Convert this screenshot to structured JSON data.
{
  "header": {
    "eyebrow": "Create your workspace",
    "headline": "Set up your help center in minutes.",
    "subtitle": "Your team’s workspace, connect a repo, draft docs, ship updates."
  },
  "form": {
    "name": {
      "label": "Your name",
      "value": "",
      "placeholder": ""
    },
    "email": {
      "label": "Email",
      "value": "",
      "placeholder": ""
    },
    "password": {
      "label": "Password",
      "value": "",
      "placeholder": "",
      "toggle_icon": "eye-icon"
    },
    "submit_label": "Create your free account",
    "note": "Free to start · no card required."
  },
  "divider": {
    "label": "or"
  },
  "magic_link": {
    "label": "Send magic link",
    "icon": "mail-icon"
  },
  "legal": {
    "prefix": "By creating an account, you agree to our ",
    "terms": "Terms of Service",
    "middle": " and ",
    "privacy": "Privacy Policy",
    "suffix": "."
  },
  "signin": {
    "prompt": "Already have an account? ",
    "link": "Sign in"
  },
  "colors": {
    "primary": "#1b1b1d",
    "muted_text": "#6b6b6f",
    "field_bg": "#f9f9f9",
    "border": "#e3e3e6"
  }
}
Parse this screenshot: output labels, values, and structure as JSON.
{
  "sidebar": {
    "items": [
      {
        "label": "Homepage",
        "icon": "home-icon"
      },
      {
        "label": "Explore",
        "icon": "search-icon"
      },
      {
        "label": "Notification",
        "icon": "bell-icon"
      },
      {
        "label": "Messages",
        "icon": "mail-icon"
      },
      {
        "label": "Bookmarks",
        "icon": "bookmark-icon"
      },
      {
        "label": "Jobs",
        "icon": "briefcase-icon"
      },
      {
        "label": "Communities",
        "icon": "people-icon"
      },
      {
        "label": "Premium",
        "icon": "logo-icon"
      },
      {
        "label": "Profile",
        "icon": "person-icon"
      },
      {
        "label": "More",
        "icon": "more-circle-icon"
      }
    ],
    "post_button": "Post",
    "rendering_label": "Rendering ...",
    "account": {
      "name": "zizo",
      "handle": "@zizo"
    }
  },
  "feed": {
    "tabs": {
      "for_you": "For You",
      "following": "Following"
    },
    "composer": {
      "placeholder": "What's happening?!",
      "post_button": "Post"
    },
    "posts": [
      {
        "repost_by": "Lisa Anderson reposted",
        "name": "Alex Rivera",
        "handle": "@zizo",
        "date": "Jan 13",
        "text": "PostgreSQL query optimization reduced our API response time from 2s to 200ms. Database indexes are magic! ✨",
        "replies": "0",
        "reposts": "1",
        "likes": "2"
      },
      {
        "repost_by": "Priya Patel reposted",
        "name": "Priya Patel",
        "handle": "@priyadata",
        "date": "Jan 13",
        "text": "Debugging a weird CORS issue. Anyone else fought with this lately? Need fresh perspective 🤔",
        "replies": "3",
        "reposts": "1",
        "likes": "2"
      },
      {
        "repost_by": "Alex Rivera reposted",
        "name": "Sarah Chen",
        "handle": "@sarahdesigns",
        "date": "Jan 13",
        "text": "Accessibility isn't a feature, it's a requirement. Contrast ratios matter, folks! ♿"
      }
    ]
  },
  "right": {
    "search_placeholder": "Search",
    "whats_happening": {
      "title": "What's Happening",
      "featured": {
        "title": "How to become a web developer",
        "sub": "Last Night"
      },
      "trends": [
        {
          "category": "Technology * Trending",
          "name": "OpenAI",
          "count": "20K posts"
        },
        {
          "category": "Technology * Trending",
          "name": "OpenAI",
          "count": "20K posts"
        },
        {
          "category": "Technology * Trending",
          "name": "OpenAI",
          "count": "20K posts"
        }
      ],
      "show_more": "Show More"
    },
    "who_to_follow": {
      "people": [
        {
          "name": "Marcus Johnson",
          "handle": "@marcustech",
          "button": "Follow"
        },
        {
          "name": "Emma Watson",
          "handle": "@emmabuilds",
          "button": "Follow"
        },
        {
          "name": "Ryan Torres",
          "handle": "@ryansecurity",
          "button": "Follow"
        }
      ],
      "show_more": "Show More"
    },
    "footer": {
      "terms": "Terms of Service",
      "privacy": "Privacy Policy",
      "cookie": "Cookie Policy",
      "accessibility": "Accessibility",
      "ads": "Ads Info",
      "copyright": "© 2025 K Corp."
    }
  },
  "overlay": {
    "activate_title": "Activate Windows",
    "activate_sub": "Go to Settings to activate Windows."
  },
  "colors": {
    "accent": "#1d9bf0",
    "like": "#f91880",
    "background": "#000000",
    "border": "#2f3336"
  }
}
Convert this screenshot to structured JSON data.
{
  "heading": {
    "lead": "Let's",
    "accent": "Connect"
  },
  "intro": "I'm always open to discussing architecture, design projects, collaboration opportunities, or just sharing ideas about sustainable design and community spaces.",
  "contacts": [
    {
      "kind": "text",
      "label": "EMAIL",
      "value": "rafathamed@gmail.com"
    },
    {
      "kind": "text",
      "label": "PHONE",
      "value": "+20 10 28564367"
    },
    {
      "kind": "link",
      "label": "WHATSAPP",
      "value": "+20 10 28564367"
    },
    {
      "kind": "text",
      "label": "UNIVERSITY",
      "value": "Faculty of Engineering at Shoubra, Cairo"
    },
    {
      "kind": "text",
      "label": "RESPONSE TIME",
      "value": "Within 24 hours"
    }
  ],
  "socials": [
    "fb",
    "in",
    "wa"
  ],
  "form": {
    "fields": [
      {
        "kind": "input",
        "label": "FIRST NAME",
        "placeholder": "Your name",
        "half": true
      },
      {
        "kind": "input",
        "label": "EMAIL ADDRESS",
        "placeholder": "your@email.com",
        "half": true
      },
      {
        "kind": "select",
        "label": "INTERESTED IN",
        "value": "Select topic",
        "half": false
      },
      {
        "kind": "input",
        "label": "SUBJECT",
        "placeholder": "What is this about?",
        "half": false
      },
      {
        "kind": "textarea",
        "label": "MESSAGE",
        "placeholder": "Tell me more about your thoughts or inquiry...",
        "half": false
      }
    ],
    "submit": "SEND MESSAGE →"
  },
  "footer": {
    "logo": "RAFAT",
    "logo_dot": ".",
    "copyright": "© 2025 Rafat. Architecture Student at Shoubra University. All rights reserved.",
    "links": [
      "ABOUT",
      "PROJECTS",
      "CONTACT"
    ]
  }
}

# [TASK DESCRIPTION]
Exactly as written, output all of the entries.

# [OUTPUT FOR THIS TASK]
Convert this screenshot to structured JSON data.
{
  "header": {
    "eyebrow": "Create your workspace",
    "headline": "Set up your help center in minutes.",
    "subtitle": "Your team’s workspace, connect a repo, draft docs, ship updates."
  },
  "form": {
    "name": {
      "label": "Your name",
      "value": "",
      "placeholder": ""
    },
    "email": {
      "label": "Email",
      "value": "",
      "placeholder": ""
    },
    "password": {
      "label": "Password",
      "value": "",
      "placeholder": "",
      "toggle_icon": "eye-icon"
    },
    "submit_label": "Create your free account",
    "note": "Free to start · no card required."
  },
  "divider": {
    "label": "or"
  },
  "magic_link": {
    "label": "Send magic link",
    "icon": "mail-icon"
  },
  "legal": {
    "prefix": "By creating an account, you agree to our ",
    "terms": "Terms of Service",
    "middle": " and ",
    "privacy": "Privacy Policy",
    "suffix": "."
  },
  "signin": {
    "prompt": "Already have an account? ",
    "link": "Sign in"
  },
  "colors": {
    "primary": "#1b1b1d",
    "muted_text": "#6b6b6f",
    "field_bg": "#f9f9f9",
    "border": "#e3e3e6"
  }
}
Parse this screenshot: output labels, values, and structure as JSON.
{
  "sidebar": {
    "items": [
      {
        "label": "Homepage",
        "icon": "home-icon"
      },
      {
        "label": "Explore",
        "icon": "search-icon"
      },
      {
        "label": "Notification",
        "icon": "bell-icon"
      },
      {
        "label": "Messages",
        "icon": "mail-icon"
      },
      {
        "label": "Bookmarks",
        "icon": "bookmark-icon"
      },
      {
        "label": "Jobs",
        "icon": "briefcase-icon"
      },
      {
        "label": "Communities",
        "icon": "people-icon"
      },
      {
        "label": "Premium",
        "icon": "logo-icon"
      },
      {
        "label": "Profile",
        "icon": "person-icon"
      },
      {
        "label": "More",
        "icon": "more-circle-icon"
      }
    ],
    "post_button": "Post",
    "rendering_label": "Rendering ...",
    "account": {
      "name": "zizo",
      "handle": "@zizo"
    }
  },
  "feed": {
    "tabs": {
      "for_you": "For You",
      "following": "Following"
    },
    "composer": {
      "placeholder": "What's happening?!",
      "post_button": "Post"
    },
    "posts": [
      {
        "repost_by": "Lisa Anderson reposted",
        "name": "Alex Rivera",
        "handle": "@zizo",
        "date": "Jan 13",
        "text": "PostgreSQL query optimization reduced our API response time from 2s to 200ms. Database indexes are magic! ✨",
        "replies": "0",
        "reposts": "1",
        "likes": "2"
      },
      {
        "repost_by": "Priya Patel reposted",
        "name": "Priya Patel",
        "handle": "@priyadata",
        "date": "Jan 13",
        "text": "Debugging a weird CORS issue. Anyone else fought with this lately? Need fresh perspective 🤔",
        "replies": "3",
        "reposts": "1",
        "likes": "2"
      },
      {
        "repost_by": "Alex Rivera reposted",
        "name": "Sarah Chen",
        "handle": "@sarahdesigns",
        "date": "Jan 13",
        "text": "Accessibility isn't a feature, it's a requirement. Contrast ratios matter, folks! ♿"
      }
    ]
  },
  "right": {
    "search_placeholder": "Search",
    "whats_happening": {
      "title": "What's Happening",
      "featured": {
        "title": "How to become a web developer",
        "sub": "Last Night"
      },
      "trends": [
        {
          "category": "Technology * Trending",
          "name": "OpenAI",
          "count": "20K posts"
        },
        {
          "category": "Technology * Trending",
          "name": "OpenAI",
          "count": "20K posts"
        },
        {
          "category": "Technology * Trending",
          "name": "OpenAI",
          "count": "20K posts"
        }
      ],
      "show_more": "Show More"
    },
    "who_to_follow": {
      "people": [
        {
          "name": "Marcus Johnson",
          "handle": "@marcustech",
          "button": "Follow"
        },
        {
          "name": "Emma Watson",
          "handle": "@emmabuilds",
          "button": "Follow"
        },
        {
          "name": "Ryan Torres",
          "handle": "@ryansecurity",
          "button": "Follow"
        }
      ],
      "show_more": "Show More"
    },
    "footer": {
      "terms": "Terms of Service",
      "privacy": "Privacy Policy",
      "cookie": "Cookie Policy",
      "accessibility": "Accessibility",
      "ads": "Ads Info",
      "copyright": "© 2025 K Corp."
    }
  },
  "overlay": {
    "activate_title": "Activate Windows",
    "activate_sub": "Go to Settings to activate Windows."
  },
  "colors": {
    "accent": "#1d9bf0",
    "like": "#f91880",
    "background": "#000000",
    "border": "#2f3336"
  }
}
Convert this screenshot to structured JSON data.
{
  "heading": {
    "lead": "Let's",
    "accent": "Connect"
  },
  "intro": "I'm always open to discussing architecture, design projects, collaboration opportunities, or just sharing ideas about sustainable design and community spaces.",
  "contacts": [
    {
      "kind": "text",
      "label": "EMAIL",
      "value": "rafathamed@gmail.com"
    },
    {
      "kind": "text",
      "label": "PHONE",
      "value": "+20 10 28564367"
    },
    {
      "kind": "link",
      "label": "WHATSAPP",
      "value": "+20 10 28564367"
    },
    {
      "kind": "text",
      "label": "UNIVERSITY",
      "value": "Faculty of Engineering at Shoubra, Cairo"
    },
    {
      "kind": "text",
      "label": "RESPONSE TIME",
      "value": "Within 24 hours"
    }
  ],
  "socials": [
    "fb",
    "in",
    "wa"
  ],
  "form": {
    "fields": [
      {
        "kind": "input",
        "label": "FIRST NAME",
        "placeholder": "Your name",
        "half": true
      },
      {
        "kind": "input",
        "label": "EMAIL ADDRESS",
        "placeholder": "your@email.com",
        "half": true
      },
      {
        "kind": "select",
        "label": "INTERESTED IN",
        "value": "Select topic",
        "half": false
      },
      {
        "kind": "input",
        "label": "SUBJECT",
        "placeholder": "What is this about?",
        "half": false
      },
      {
        "kind": "textarea",
        "label": "MESSAGE",
        "placeholder": "Tell me more about your thoughts or inquiry...",
        "half": false
      }
    ],
    "submit": "SEND MESSAGE →"
  },
  "footer": {
    "logo": "RAFAT",
    "logo_dot": ".",
    "copyright": "© 2025 Rafat. Architecture Student at Shoubra University. All rights reserved.",
    "links": [
      "ABOUT",
      "PROJECTS",
      "CONTACT"
    ]
  }
}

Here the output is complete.